(INPUT RECORDS)

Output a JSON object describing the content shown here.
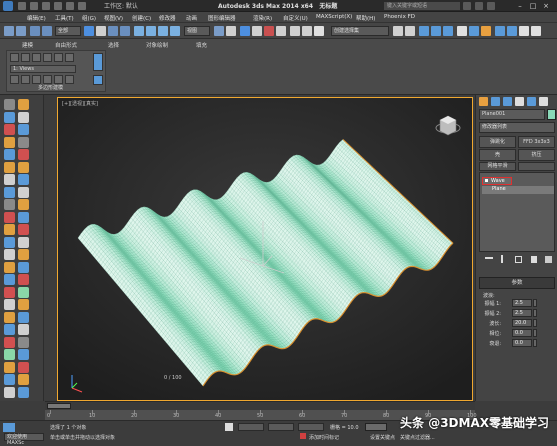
{
  "title_bar": {
    "workspace": "工作区: 默认",
    "app_title": "Autodesk 3ds Max  2014 x64",
    "doc_title": "无标题",
    "search_placeholder": "键入关键字或短语"
  },
  "menu": [
    "编辑(E)",
    "工具(T)",
    "组(G)",
    "视图(V)",
    "创建(C)",
    "修改器",
    "动画",
    "图形编辑器",
    "渲染(R)",
    "自定义(U)",
    "MAXScript(X)",
    "帮助(H)",
    "Phoenix FD"
  ],
  "toolbar": {
    "selection_filter": "全部",
    "ref_coord": "视图",
    "selection_set": "创建选择集"
  },
  "ribbon": {
    "tabs": [
      "建模",
      "自由形式",
      "选择",
      "对象绘制",
      "填充"
    ],
    "panel_field": "1: Views",
    "panel_label": "多边形建模"
  },
  "viewport": {
    "label": "[+][透视][真实]",
    "frame_counter": "0 / 100"
  },
  "command_panel": {
    "object_name": "Plane001",
    "modifier_list": "修改器列表",
    "buttons": [
      "弹跳化",
      "FFD 3x3x3",
      "壳",
      "挤压",
      "网格平滑",
      ""
    ],
    "stack": [
      "Wave",
      "Plane"
    ],
    "rollout_title": "参数",
    "params_group": "波浪:",
    "params": [
      {
        "label": "振幅 1:",
        "value": "2.5"
      },
      {
        "label": "振幅 2:",
        "value": "2.5"
      },
      {
        "label": "波长:",
        "value": "20.0"
      },
      {
        "label": "相位:",
        "value": "0.0"
      },
      {
        "label": "衰退:",
        "value": "0.0"
      }
    ]
  },
  "timeline": {
    "ticks": [
      "0",
      "10",
      "20",
      "30",
      "40",
      "50",
      "60",
      "70",
      "80",
      "90",
      "100"
    ]
  },
  "status": {
    "maxscript_label": "欢迎使用 MAXSc",
    "selection_info": "选择了 1 个对象",
    "prompt": "单击或单击并拖动以选择对象",
    "grid": "栅格 = 10.0",
    "add_time_tag": "添加时间标记",
    "set_key": "设置关键点",
    "key_filters": "关键点过滤器..."
  },
  "watermark": "头条 @3DMAX零基础学习"
}
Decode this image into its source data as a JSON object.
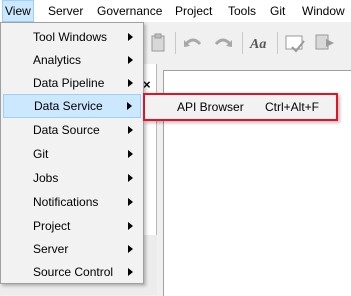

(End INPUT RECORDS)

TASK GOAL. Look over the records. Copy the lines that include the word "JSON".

SOLUTION.
Output a JSON object describing the content shown here.
Decode this image into its source data as a JSON object.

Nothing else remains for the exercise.